-- WHAT THE TASK REQUIRES --
Would you print the data below exactly, leaving out every picture?

[Website and app data records]
=======
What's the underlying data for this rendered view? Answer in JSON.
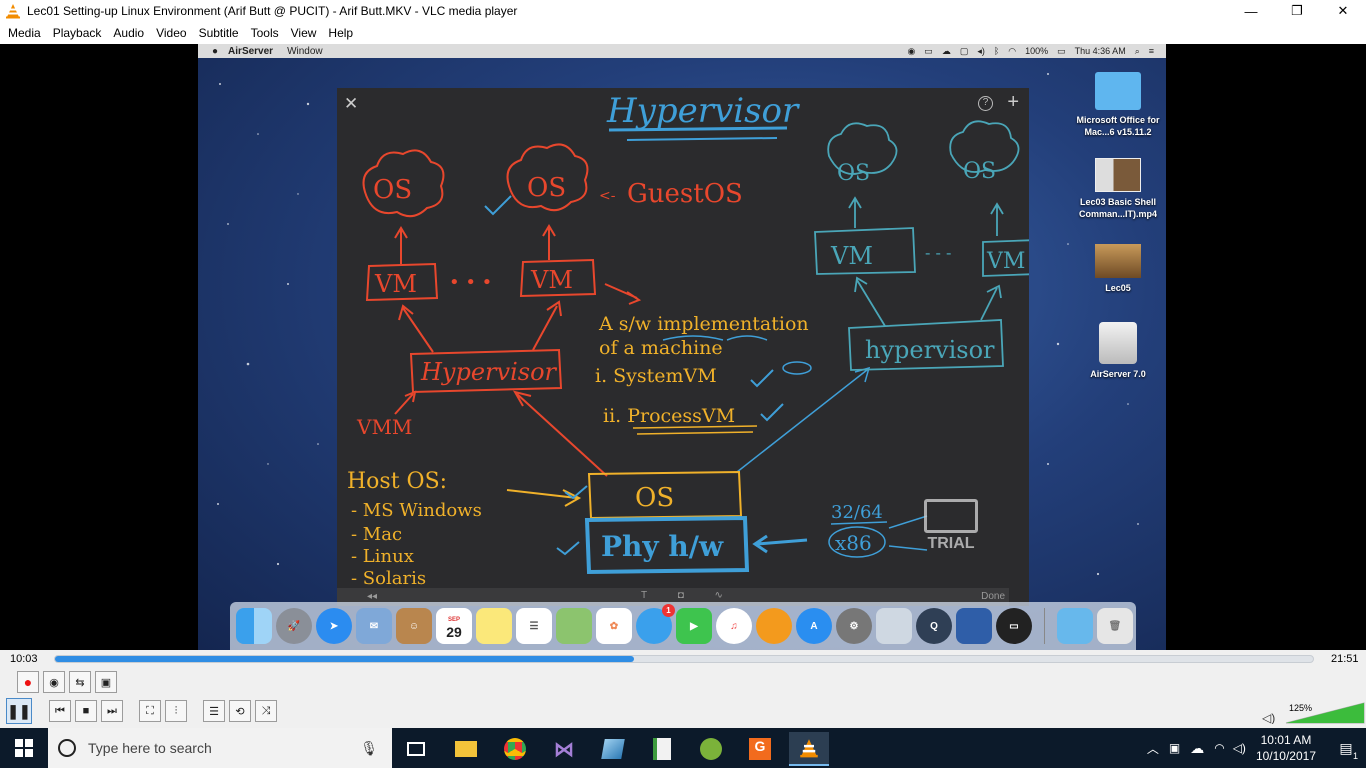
{
  "window": {
    "title": "Lec01 Setting-up Linux Environment (Arif Butt @ PUCIT) - Arif Butt.MKV - VLC media player",
    "minimize": "—",
    "restore": "❐",
    "close": "✕"
  },
  "menu": [
    "Media",
    "Playback",
    "Audio",
    "Video",
    "Subtitle",
    "Tools",
    "View",
    "Help"
  ],
  "mac": {
    "menu": [
      "AirServer",
      "Window"
    ],
    "battery": "100%",
    "clock": "Thu 4:36 AM"
  },
  "whiteboard": {
    "title": "Hypervisor",
    "guest_os": "GuestOS",
    "os": "OS",
    "vm": "VM",
    "vm_dots": "• • •",
    "hypervisor_box": "Hypervisor",
    "vmm": "VMM",
    "sw_impl_line1": "A s/w implementation",
    "sw_impl_line2": "of a machine",
    "system_vm": "i. SystemVM",
    "process_vm": "ii. ProcessVM",
    "host_os": "Host OS:",
    "host_list": [
      "- MS Windows",
      "- Mac",
      "- Linux",
      "- Solaris"
    ],
    "os_box": "OS",
    "phy_hw": "Phy h/w",
    "arch_top": "32/64",
    "arch_bottom": "x86",
    "right_hypervisor": "hypervisor",
    "right_dots": "- - -",
    "done": "Done",
    "back": "◂◂",
    "tools": "T ◘ ∿"
  },
  "trial_label": "TRIAL",
  "desktop_icons": [
    {
      "label": "Microsoft Office for Mac...6 v15.11.2"
    },
    {
      "label": "Lec03 Basic Shell Comman...IT).mp4"
    },
    {
      "label": "Lec05"
    },
    {
      "label": "AirServer 7.0"
    }
  ],
  "dock_calendar": {
    "month": "SEP",
    "day": "29"
  },
  "dock_badge": "1",
  "player": {
    "elapsed": "10:03",
    "duration": "21:51",
    "progress": 0.46,
    "volume": "125%"
  },
  "taskbar": {
    "search_placeholder": "Type here to search",
    "time": "10:01 AM",
    "date": "10/10/2017",
    "notification_count": "1"
  },
  "colors": {
    "vlc_orange": "#f28c00",
    "marker_red": "#e8472d",
    "marker_yellow": "#f0b12a",
    "marker_blue": "#3f9fd8",
    "marker_teal": "#4aa6b8"
  }
}
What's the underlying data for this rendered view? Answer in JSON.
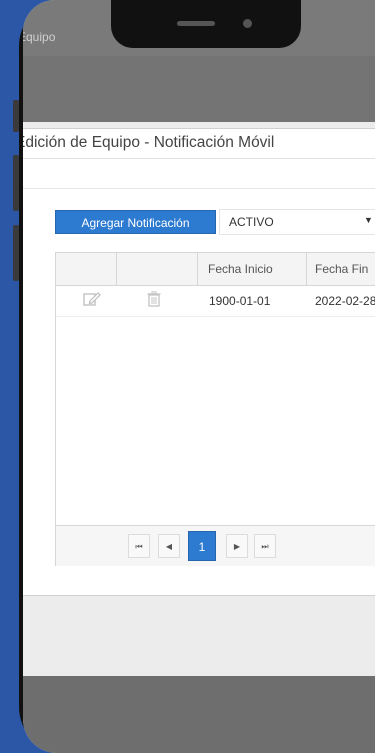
{
  "app": {
    "title": "Equipo"
  },
  "panel": {
    "title": "Edición de Equipo - Notificación Móvil"
  },
  "toolbar": {
    "add_label": "Agregar Notificación",
    "status_value": "ACTIVO",
    "caret": "▼"
  },
  "grid": {
    "columns": [
      "",
      "",
      "Fecha Inicio",
      "Fecha Fin"
    ],
    "rows": [
      {
        "fecha_inicio": "1900-01-01",
        "fecha_fin": "2022-02-28"
      }
    ]
  },
  "pager": {
    "first": "⏮",
    "prev": "◀",
    "current": "1",
    "next": "▶",
    "last": "⏭"
  },
  "icons": [
    "edit-icon",
    "trash-icon"
  ],
  "colors": {
    "accent": "#2d7bd0",
    "background": "#2b57a6"
  }
}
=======
-- TASK RESPONSE --
What's the underlying data for this rendered view? Answer in JSON.
{
  "window": {
    "title": "Lec01 Setting-up Linux Environment (Arif Butt @ PUCIT) - Arif Butt.MKV - VLC media player",
    "minimize": "—",
    "restore": "❐",
    "close": "✕"
  },
  "menu": [
    "Media",
    "Playback",
    "Audio",
    "Video",
    "Subtitle",
    "Tools",
    "View",
    "Help"
  ],
  "mac": {
    "menu": [
      "AirServer",
      "Window"
    ],
    "battery": "100%",
    "clock": "Thu 4:36 AM"
  },
  "whiteboard": {
    "title": "Hypervisor",
    "guest_os": "GuestOS",
    "os": "OS",
    "vm": "VM",
    "vm_dots": "• • •",
    "hypervisor_box": "Hypervisor",
    "vmm": "VMM",
    "sw_impl_line1": "A s/w implementation",
    "sw_impl_line2": "of a machine",
    "system_vm": "i. SystemVM",
    "process_vm": "ii. ProcessVM",
    "host_os": "Host OS:",
    "host_list": [
      "- MS Windows",
      "- Mac",
      "- Linux",
      "- Solaris"
    ],
    "os_box": "OS",
    "phy_hw": "Phy h/w",
    "arch_top": "32/64",
    "arch_bottom": "x86",
    "right_hypervisor": "hypervisor",
    "right_dots": "- - -",
    "done": "Done",
    "back": "◂◂",
    "tools": "T ◘ ∿"
  },
  "trial_label": "TRIAL",
  "desktop_icons": [
    {
      "label": "Microsoft Office for Mac...6 v15.11.2"
    },
    {
      "label": "Lec03 Basic Shell Comman...IT).mp4"
    },
    {
      "label": "Lec05"
    },
    {
      "label": "AirServer 7.0"
    }
  ],
  "dock_calendar": {
    "month": "SEP",
    "day": "29"
  },
  "dock_badge": "1",
  "player": {
    "elapsed": "10:03",
    "duration": "21:51",
    "progress": 0.46,
    "volume": "125%"
  },
  "taskbar": {
    "search_placeholder": "Type here to search",
    "time": "10:01 AM",
    "date": "10/10/2017",
    "notification_count": "1"
  },
  "colors": {
    "vlc_orange": "#f28c00",
    "marker_red": "#e8472d",
    "marker_yellow": "#f0b12a",
    "marker_blue": "#3f9fd8",
    "marker_teal": "#4aa6b8"
  }
}
What's the underlying data for this rendered view? Answer in JSON.
{
  "app": {
    "title": "Equipo"
  },
  "panel": {
    "title": "Edición de Equipo - Notificación Móvil"
  },
  "toolbar": {
    "add_label": "Agregar Notificación",
    "status_value": "ACTIVO",
    "caret": "▼"
  },
  "grid": {
    "columns": [
      "",
      "",
      "Fecha Inicio",
      "Fecha Fin"
    ],
    "rows": [
      {
        "fecha_inicio": "1900-01-01",
        "fecha_fin": "2022-02-28"
      }
    ]
  },
  "pager": {
    "first": "⏮",
    "prev": "◀",
    "current": "1",
    "next": "▶",
    "last": "⏭"
  },
  "icons": [
    "edit-icon",
    "trash-icon"
  ],
  "colors": {
    "accent": "#2d7bd0",
    "background": "#2b57a6"
  }
}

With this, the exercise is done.